Exercise = In the data below, find every line with the string "caption" and pull it out.

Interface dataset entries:

• • • • •

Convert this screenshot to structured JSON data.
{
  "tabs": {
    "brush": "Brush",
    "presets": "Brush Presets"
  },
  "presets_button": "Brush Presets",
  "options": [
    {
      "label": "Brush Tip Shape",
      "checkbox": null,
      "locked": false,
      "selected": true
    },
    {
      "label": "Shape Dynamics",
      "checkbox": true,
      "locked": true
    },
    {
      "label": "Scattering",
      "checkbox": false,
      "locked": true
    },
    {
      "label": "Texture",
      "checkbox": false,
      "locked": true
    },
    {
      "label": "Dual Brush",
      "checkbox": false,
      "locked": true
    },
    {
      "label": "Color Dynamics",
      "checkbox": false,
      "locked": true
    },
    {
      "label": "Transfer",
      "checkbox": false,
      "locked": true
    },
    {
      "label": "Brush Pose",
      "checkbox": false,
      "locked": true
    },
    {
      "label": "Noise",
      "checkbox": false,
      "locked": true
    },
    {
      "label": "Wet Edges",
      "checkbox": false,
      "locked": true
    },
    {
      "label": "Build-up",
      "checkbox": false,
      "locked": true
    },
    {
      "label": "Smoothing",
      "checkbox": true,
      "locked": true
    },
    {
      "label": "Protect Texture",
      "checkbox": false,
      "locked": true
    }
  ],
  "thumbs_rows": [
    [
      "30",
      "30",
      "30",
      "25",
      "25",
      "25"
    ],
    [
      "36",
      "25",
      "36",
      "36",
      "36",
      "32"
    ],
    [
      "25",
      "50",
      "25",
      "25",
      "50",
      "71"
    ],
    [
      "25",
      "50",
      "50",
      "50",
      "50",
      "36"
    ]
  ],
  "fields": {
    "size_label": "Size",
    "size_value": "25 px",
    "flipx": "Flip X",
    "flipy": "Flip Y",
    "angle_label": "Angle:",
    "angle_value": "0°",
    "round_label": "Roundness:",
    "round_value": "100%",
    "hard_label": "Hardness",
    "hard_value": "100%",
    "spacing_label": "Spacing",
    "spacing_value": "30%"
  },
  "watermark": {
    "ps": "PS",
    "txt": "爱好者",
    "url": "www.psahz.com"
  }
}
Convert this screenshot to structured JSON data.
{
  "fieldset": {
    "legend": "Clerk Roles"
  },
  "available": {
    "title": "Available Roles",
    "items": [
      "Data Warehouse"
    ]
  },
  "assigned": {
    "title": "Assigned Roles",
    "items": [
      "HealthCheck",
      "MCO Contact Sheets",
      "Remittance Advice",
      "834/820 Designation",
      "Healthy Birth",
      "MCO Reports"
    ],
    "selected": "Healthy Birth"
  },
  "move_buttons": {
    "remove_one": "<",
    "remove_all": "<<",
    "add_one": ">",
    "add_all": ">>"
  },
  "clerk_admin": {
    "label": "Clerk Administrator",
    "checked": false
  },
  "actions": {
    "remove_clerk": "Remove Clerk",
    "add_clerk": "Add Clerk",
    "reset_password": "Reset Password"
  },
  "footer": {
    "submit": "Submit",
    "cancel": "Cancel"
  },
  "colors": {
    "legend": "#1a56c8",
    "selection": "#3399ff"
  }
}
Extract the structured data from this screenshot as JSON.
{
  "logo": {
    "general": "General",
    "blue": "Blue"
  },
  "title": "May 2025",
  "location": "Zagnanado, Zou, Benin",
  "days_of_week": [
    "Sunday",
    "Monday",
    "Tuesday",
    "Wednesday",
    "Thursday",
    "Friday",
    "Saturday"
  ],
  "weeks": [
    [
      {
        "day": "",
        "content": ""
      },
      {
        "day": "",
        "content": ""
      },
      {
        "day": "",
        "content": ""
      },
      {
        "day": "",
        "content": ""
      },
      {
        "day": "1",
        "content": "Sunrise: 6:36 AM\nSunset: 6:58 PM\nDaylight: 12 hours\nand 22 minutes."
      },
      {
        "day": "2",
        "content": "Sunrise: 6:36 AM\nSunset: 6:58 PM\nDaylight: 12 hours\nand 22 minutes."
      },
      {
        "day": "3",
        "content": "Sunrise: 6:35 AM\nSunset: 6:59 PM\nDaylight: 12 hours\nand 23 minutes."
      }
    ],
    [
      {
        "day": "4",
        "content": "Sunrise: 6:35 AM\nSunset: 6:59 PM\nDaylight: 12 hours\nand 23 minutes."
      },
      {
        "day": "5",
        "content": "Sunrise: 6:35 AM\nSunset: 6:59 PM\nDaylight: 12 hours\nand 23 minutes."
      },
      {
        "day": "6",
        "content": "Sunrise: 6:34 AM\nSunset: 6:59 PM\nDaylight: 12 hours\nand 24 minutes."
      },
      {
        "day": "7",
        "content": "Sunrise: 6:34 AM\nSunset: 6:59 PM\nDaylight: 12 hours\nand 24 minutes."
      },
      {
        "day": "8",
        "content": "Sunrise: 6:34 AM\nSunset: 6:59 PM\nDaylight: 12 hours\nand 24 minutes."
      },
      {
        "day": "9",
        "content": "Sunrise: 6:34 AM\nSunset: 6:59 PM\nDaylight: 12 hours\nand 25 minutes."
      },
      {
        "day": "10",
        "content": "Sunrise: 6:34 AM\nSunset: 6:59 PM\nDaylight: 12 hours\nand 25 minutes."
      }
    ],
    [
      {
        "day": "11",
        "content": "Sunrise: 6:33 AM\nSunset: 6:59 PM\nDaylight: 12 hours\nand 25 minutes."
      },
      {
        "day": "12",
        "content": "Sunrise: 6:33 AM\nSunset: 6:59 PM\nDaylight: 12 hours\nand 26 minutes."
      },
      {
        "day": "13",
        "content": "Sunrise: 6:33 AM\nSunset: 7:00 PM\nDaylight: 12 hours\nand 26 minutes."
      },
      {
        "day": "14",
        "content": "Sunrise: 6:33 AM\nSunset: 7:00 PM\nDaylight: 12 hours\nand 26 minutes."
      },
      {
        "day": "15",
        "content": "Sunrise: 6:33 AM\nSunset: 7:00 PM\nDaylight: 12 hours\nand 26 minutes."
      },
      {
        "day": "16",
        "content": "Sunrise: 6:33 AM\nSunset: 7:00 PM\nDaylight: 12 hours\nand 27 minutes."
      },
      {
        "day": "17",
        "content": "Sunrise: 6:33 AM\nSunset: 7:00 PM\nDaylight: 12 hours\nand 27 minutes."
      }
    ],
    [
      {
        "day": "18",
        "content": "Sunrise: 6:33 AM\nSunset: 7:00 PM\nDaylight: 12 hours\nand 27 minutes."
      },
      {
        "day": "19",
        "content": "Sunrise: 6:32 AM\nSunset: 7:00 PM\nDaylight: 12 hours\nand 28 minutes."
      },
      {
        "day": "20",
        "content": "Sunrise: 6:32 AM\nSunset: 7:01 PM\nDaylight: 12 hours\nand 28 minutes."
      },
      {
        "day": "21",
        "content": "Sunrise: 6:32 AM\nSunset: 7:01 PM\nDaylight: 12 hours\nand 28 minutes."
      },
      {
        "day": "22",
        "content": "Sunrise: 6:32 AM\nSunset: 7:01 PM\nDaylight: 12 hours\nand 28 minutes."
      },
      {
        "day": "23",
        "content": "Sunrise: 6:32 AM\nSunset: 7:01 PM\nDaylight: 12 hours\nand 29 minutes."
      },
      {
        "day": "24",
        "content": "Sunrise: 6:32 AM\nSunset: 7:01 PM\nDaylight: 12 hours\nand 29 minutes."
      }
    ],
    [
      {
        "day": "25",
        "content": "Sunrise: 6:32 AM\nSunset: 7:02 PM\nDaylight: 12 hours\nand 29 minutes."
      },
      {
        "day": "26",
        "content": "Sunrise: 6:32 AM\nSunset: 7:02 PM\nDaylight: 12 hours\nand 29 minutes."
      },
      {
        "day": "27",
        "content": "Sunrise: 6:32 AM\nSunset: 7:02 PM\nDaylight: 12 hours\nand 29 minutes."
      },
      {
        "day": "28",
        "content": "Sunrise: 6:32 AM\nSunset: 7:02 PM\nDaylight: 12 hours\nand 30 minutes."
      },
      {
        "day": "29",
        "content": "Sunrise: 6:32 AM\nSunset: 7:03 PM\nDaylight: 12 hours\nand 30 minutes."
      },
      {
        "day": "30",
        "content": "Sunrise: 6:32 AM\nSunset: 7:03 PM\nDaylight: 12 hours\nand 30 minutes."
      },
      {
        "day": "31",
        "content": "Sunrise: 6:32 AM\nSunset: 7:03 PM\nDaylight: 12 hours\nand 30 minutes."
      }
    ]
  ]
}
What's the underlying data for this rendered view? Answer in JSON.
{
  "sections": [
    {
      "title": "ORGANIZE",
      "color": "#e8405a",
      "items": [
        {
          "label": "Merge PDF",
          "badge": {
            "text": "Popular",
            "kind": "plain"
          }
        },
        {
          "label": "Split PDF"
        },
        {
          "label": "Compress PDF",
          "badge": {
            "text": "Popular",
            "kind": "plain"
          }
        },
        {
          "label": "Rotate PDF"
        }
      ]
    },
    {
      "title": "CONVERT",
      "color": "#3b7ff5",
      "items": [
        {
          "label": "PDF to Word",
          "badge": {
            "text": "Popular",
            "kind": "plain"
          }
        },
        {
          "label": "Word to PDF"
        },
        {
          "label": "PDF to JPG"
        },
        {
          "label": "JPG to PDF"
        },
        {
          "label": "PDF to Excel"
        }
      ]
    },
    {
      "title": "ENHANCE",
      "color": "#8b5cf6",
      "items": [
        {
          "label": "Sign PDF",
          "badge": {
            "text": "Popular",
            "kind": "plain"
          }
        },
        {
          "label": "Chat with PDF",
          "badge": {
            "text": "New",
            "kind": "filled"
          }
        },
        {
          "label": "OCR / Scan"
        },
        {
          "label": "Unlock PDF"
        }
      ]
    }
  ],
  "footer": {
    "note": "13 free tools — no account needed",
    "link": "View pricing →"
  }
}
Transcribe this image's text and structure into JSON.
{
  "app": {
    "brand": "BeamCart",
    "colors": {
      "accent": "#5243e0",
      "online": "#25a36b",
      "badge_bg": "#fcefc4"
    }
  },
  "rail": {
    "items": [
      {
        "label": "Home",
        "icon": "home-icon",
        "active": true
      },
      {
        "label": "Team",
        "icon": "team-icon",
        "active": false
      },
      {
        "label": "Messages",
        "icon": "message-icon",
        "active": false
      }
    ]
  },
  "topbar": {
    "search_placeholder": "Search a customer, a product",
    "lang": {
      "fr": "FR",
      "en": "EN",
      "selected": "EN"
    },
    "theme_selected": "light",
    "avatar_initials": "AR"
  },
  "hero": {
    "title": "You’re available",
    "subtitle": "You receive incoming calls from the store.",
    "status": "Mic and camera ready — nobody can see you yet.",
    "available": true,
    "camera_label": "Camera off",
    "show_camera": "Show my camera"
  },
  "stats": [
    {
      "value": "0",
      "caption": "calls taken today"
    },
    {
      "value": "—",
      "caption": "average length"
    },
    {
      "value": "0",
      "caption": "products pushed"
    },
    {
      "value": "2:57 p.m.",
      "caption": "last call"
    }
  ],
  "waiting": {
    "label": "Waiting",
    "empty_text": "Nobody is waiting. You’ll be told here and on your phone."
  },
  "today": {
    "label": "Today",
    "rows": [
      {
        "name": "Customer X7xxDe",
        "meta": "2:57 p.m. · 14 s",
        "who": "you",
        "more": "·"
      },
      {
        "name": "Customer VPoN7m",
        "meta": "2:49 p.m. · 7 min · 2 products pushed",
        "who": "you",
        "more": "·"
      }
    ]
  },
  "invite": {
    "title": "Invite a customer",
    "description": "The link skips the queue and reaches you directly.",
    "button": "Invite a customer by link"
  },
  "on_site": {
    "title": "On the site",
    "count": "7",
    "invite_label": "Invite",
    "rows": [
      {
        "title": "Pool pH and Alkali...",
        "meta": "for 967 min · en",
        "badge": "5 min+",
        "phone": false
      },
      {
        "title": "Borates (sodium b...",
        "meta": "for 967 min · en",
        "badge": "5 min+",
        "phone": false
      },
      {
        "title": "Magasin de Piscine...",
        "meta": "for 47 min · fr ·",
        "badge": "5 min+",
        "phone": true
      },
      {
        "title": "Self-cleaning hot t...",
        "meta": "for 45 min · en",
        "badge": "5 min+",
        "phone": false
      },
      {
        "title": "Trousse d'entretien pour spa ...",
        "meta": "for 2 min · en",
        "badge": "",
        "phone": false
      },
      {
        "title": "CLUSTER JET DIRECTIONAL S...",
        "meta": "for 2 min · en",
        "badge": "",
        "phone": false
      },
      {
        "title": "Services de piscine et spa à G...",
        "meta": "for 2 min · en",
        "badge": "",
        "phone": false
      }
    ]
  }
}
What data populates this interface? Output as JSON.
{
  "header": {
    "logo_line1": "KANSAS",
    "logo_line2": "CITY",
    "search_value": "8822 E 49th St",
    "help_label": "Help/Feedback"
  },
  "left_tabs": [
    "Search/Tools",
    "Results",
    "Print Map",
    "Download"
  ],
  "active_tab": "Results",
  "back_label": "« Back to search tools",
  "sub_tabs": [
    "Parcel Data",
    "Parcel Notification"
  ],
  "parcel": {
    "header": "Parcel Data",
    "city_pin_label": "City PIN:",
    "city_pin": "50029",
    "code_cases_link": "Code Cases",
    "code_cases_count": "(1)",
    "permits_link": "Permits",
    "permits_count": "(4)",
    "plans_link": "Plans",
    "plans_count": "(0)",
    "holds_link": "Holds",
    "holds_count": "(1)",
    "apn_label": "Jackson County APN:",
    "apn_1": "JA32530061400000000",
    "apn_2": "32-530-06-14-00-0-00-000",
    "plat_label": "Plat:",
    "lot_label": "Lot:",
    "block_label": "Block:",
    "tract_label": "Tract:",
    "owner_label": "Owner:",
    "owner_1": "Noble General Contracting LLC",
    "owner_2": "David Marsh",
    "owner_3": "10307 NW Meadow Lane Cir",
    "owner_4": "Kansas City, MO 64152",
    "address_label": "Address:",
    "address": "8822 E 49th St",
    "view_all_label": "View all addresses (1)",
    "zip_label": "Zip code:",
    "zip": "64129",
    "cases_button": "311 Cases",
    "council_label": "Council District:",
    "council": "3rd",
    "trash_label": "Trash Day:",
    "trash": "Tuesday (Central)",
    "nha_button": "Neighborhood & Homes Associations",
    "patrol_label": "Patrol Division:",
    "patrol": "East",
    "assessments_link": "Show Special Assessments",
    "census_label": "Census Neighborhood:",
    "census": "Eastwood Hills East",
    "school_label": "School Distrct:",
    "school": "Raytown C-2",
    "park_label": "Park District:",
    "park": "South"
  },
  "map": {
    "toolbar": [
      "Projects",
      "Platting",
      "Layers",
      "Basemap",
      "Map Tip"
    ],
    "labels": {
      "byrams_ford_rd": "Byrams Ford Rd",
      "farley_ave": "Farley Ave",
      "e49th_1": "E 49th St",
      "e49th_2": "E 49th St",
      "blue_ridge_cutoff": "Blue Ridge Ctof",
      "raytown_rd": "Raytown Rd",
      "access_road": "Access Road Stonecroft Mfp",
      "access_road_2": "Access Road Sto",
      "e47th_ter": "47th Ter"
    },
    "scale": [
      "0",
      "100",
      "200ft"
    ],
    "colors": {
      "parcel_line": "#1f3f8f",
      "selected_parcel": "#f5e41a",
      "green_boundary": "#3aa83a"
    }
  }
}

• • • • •

Task solution =
      "caption": "calls taken today"
      "caption": "average length"
      "caption": "products pushed"
      "caption": "last call"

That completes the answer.